# HOW TO COMPLETE THIS TASK
Search the records below for "value"; copy each line that has it.

# THE RECORDS
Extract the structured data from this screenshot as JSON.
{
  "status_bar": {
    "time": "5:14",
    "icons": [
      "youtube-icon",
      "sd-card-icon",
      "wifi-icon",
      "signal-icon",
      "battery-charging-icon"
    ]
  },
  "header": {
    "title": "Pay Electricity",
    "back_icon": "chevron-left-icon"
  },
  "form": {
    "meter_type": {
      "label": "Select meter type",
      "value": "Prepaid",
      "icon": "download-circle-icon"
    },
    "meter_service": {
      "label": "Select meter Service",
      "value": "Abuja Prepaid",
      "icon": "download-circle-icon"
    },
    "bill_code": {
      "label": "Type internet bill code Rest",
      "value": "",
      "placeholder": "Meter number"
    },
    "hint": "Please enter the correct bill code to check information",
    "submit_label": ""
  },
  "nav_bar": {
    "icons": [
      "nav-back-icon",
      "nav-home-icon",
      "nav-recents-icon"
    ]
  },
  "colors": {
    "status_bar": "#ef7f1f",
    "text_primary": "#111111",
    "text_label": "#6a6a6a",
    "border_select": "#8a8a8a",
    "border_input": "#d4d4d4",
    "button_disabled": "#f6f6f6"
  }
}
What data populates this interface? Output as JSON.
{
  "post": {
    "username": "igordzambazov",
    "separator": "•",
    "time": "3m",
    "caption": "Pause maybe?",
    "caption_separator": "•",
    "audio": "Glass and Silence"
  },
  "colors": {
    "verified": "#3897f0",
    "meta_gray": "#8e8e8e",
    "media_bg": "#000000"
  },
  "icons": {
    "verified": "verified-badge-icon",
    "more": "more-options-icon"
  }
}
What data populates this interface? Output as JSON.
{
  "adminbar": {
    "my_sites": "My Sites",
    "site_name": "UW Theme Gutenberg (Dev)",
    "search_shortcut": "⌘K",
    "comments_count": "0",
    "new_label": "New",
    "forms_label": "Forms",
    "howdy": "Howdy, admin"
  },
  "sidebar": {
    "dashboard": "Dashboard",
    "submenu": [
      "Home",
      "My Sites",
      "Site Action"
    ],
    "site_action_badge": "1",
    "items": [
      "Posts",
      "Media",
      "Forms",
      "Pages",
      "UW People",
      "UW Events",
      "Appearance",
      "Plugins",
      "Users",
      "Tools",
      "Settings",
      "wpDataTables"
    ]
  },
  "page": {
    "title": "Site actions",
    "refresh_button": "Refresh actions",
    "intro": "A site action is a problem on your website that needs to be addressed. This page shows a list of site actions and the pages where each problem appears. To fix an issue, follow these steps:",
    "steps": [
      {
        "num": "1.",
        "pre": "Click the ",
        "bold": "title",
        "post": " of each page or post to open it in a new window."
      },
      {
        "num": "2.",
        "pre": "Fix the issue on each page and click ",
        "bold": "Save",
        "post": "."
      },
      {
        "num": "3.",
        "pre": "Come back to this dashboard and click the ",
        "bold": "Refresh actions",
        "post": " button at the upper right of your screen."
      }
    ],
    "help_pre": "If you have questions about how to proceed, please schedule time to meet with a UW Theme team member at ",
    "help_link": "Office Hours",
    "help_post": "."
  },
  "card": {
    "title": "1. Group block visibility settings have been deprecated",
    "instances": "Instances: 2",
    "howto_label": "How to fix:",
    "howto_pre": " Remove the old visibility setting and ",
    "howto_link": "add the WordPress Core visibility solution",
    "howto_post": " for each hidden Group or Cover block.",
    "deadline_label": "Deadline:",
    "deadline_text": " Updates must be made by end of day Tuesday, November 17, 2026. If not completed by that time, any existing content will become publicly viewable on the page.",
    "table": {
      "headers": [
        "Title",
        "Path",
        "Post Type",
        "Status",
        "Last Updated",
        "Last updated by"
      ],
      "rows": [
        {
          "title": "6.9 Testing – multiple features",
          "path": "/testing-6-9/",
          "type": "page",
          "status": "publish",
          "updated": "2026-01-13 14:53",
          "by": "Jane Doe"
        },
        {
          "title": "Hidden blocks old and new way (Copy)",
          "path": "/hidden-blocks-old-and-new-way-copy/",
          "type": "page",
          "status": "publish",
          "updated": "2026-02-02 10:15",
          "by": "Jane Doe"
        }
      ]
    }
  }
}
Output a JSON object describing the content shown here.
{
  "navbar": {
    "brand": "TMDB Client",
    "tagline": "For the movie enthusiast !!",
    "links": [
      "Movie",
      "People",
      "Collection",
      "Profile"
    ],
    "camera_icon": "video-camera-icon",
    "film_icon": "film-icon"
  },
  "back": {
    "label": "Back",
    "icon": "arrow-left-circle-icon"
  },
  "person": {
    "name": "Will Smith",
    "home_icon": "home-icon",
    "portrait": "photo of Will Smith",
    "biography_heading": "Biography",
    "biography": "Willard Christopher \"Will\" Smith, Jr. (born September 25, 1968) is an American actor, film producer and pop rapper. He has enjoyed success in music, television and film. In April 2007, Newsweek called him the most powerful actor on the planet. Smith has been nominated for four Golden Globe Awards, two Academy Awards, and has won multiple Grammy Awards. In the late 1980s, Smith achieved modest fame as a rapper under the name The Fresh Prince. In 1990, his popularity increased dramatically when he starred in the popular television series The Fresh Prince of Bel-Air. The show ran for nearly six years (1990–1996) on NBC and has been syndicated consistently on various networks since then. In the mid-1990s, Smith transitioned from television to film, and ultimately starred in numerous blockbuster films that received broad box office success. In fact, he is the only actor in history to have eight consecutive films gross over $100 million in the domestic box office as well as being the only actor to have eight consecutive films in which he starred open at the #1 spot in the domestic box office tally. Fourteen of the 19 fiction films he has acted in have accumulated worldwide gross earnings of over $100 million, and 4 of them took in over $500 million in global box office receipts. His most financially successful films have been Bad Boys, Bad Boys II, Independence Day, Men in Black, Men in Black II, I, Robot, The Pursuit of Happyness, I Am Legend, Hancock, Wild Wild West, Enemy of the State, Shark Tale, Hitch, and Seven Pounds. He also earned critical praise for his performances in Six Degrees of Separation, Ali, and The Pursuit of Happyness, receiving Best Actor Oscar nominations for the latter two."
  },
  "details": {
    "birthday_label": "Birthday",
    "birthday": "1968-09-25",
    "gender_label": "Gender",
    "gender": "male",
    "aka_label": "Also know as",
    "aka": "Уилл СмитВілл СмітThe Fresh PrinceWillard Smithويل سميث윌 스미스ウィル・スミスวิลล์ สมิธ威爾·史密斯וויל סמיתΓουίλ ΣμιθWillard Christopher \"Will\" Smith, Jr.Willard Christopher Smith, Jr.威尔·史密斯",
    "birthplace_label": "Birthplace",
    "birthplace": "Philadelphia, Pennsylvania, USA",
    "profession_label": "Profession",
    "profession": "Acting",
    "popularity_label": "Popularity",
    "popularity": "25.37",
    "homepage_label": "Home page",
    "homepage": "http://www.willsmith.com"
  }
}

# ANSWER BOX
      "value": "Prepaid",
      "value": "Abuja Prepaid",
      "value": "",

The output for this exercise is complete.